Great food and drink in Marple

I like to try and keep on top of new businesses in and around Marple.

The Marple Festival is coming up later this month with a fabulous programme of events.

The long awaited Purple Pakora has opened opposite the station on Brabyn's Brow. There's an excellent review of it here on the Mellor View blog. I say excellent, because I believe it to be fair and thorough. It's not just saying nice things for the sake of it.

I was sad to see the Urban Gypsy cafe and deli close before we'd even had chance to visit. It was in an awkward location on the main road and has launched into a tough local market. I've been delighted to sample both local delis in recent weeks, but that's because I've been out and about in Marple and they are easy to pop in and use. Toast has consolidated by moving the wine business into the deli on Derby Way, which I'm sure is a sensible business move, but it leaves another shop vacant on Market Street. All Things Nice always seems busy at the weekends and has had rave reviews for the supper nights.
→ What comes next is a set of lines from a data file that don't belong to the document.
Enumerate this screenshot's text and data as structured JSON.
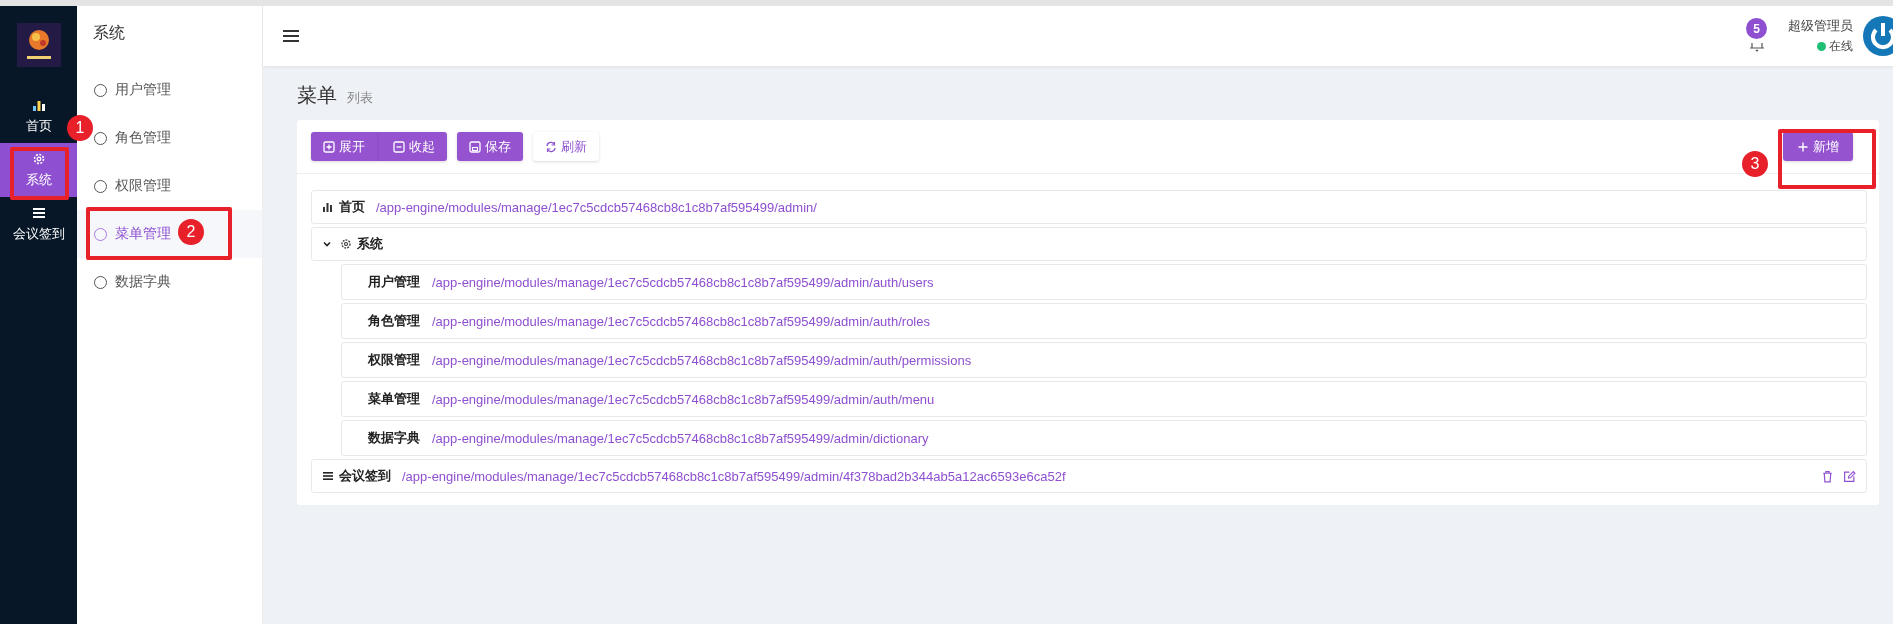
{
  "header": {
    "notification_count": "5",
    "user_name": "超级管理员",
    "status": "在线",
    "online": true
  },
  "nav": [
    {
      "label": "首页",
      "kind": "chart",
      "selected": false
    },
    {
      "label": "系统",
      "kind": "gear",
      "selected": true
    },
    {
      "label": "会议签到",
      "kind": "list",
      "selected": false
    }
  ],
  "submenu": {
    "title": "系统",
    "items": [
      {
        "label": "用户管理",
        "selected": false
      },
      {
        "label": "角色管理",
        "selected": false
      },
      {
        "label": "权限管理",
        "selected": false
      },
      {
        "label": "菜单管理",
        "selected": true
      },
      {
        "label": "数据字典",
        "selected": false
      }
    ]
  },
  "page": {
    "title": "菜单",
    "subtitle": "列表"
  },
  "toolbar": {
    "buttons": [
      {
        "label": "展开",
        "kind": "expand"
      },
      {
        "label": "收起",
        "kind": "collapse"
      },
      {
        "label": "保存",
        "kind": "save"
      },
      {
        "label": "刷新",
        "kind": "refresh"
      }
    ],
    "add_label": "新增"
  },
  "tree": [
    {
      "label": "首页",
      "kind": "chart",
      "path": "/app-engine/modules/manage/1ec7c5cdcb57468cb8c1c8b7af595499/admin/",
      "actions": false
    },
    {
      "label": "系统",
      "kind": "gear",
      "expanded": true,
      "actions": false,
      "children": [
        {
          "label": "用户管理",
          "path": "/app-engine/modules/manage/1ec7c5cdcb57468cb8c1c8b7af595499/admin/auth/users"
        },
        {
          "label": "角色管理",
          "path": "/app-engine/modules/manage/1ec7c5cdcb57468cb8c1c8b7af595499/admin/auth/roles"
        },
        {
          "label": "权限管理",
          "path": "/app-engine/modules/manage/1ec7c5cdcb57468cb8c1c8b7af595499/admin/auth/permissions"
        },
        {
          "label": "菜单管理",
          "path": "/app-engine/modules/manage/1ec7c5cdcb57468cb8c1c8b7af595499/admin/auth/menu"
        },
        {
          "label": "数据字典",
          "path": "/app-engine/modules/manage/1ec7c5cdcb57468cb8c1c8b7af595499/admin/dictionary"
        }
      ]
    },
    {
      "label": "会议签到",
      "kind": "list",
      "path": "/app-engine/modules/manage/1ec7c5cdcb57468cb8c1c8b7af595499/admin/4f378bad2b344ab5a12ac6593e6ca52f",
      "actions": true
    }
  ],
  "annotations": [
    {
      "label": "1"
    },
    {
      "label": "2"
    },
    {
      "label": "3"
    }
  ]
}
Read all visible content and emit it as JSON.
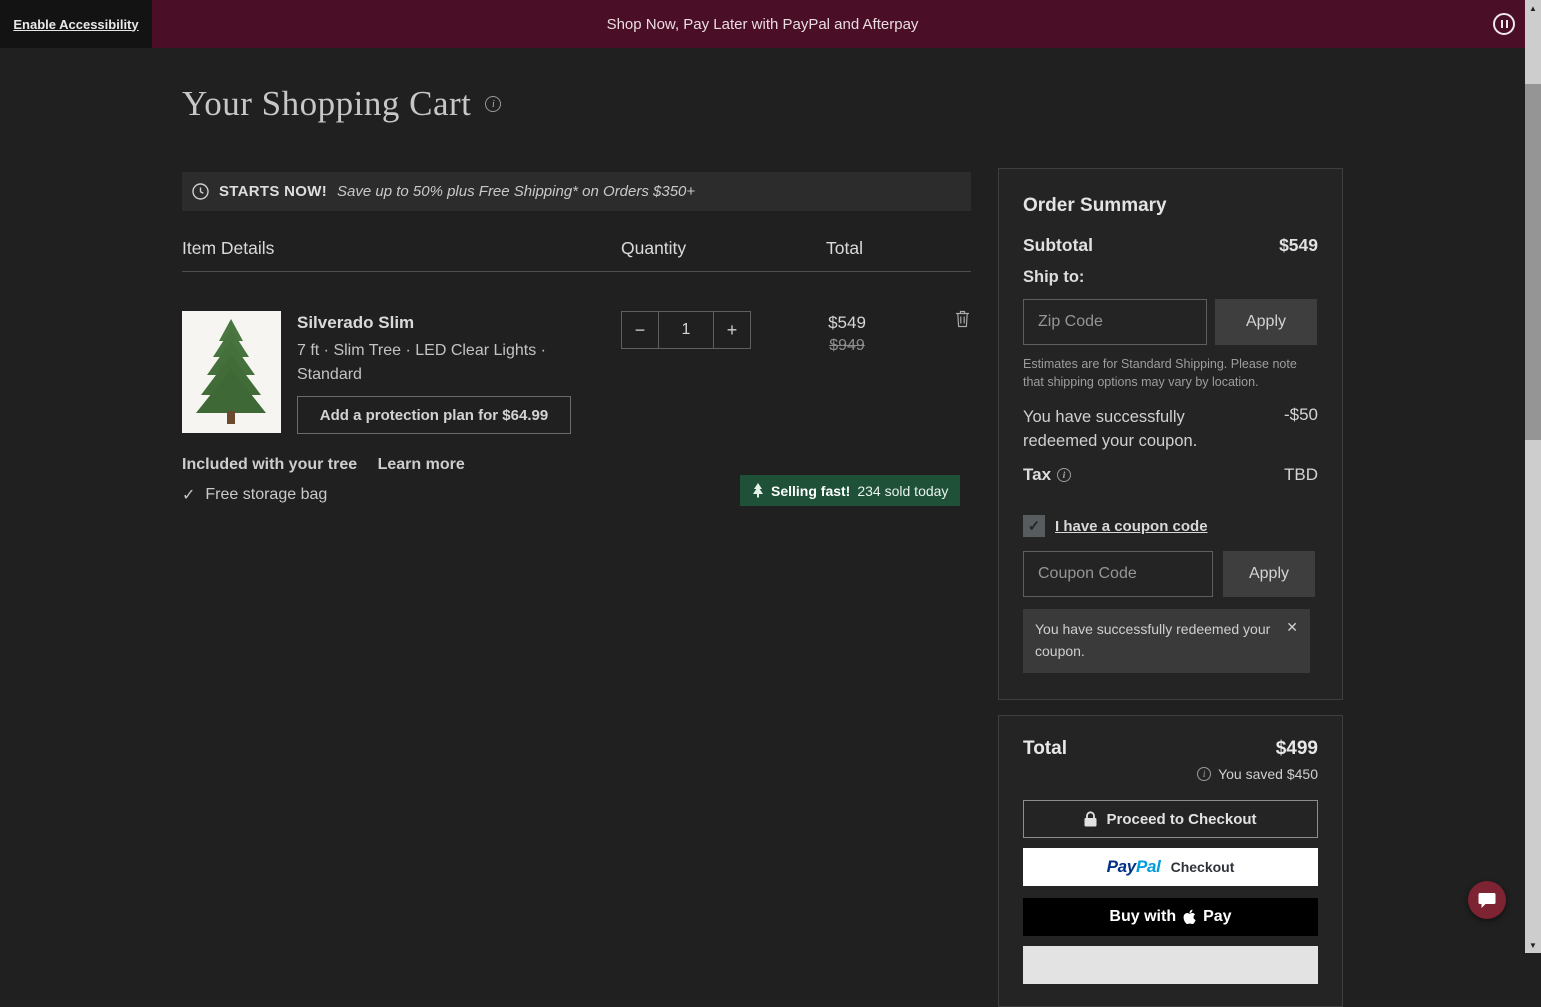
{
  "top": {
    "accessibility_label": "Enable Accessibility",
    "banner_text": "Shop Now, Pay Later with PayPal and Afterpay"
  },
  "page": {
    "title": "Your Shopping Cart"
  },
  "promo": {
    "lead": "STARTS NOW!",
    "detail": "Save up to 50% plus Free Shipping* on Orders $350+"
  },
  "cart": {
    "headers": {
      "item": "Item Details",
      "quantity": "Quantity",
      "total": "Total"
    },
    "item": {
      "name": "Silverado Slim",
      "specs": "7 ft · Slim Tree · LED Clear Lights · Standard",
      "protection_label": "Add a protection plan for $64.99",
      "quantity": "1",
      "price": "$549",
      "original_price": "$949",
      "included_label": "Included with your tree",
      "learn_more_label": "Learn more",
      "included_item": "Free storage bag",
      "badge_bold": "Selling fast!",
      "badge_text": "234 sold today"
    }
  },
  "summary": {
    "title": "Order Summary",
    "subtotal_label": "Subtotal",
    "subtotal_value": "$549",
    "ship_to_label": "Ship to:",
    "zip_placeholder": "Zip Code",
    "zip_apply_label": "Apply",
    "shipping_note": "Estimates are for Standard Shipping. Please note that shipping options may vary by location.",
    "discount_text": "You have successfully redeemed your coupon.",
    "discount_value": "-$50",
    "tax_label": "Tax",
    "tax_value": "TBD",
    "coupon_checkbox_label": "I have a coupon code",
    "coupon_placeholder": "Coupon Code",
    "coupon_apply_label": "Apply",
    "toast_text": "You have successfully redeemed your coupon."
  },
  "totals": {
    "label": "Total",
    "value": "$499",
    "saved_text": "You saved $450",
    "checkout_label": "Proceed to Checkout",
    "paypal_pay": "Pay",
    "paypal_pal": "Pal",
    "paypal_suffix": "Checkout",
    "apple_prefix": "Buy with",
    "apple_suffix": "Pay"
  },
  "icons": {
    "info": "i",
    "check": "✓",
    "close": "✕",
    "minus": "−",
    "plus": "+",
    "scroll_up": "▲",
    "scroll_down": "▼"
  },
  "colors": {
    "top_banner": "#4a0f26",
    "badge_green": "#1e5138",
    "paypal_dark_blue": "#003087",
    "paypal_light_blue": "#009cde",
    "apple_pay_black": "#000000",
    "chat_bubble": "#7d2331"
  }
}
It's as well to celebrate the success of the businesses that are also surviving. It is incredibly tough out there at the moment, so do try and support these local businesses. And at a time when the sense of community and local enterprise is under such threat, it is as well to remember that you need to appreciate what you have on your doorstep until it is too late.

Saturday, September 03, 2011

New Rovers podcast - check it out

This is a recording of a Blackburn Rovers podcast I did with a couple of good lads called Stuart and Dale. I'm pretty pleased with it. It's got a decent pace to it, has a smattering of humour and some decent footballing analysis by Dale. The funny thing is, we've never met. We do it all on Skype.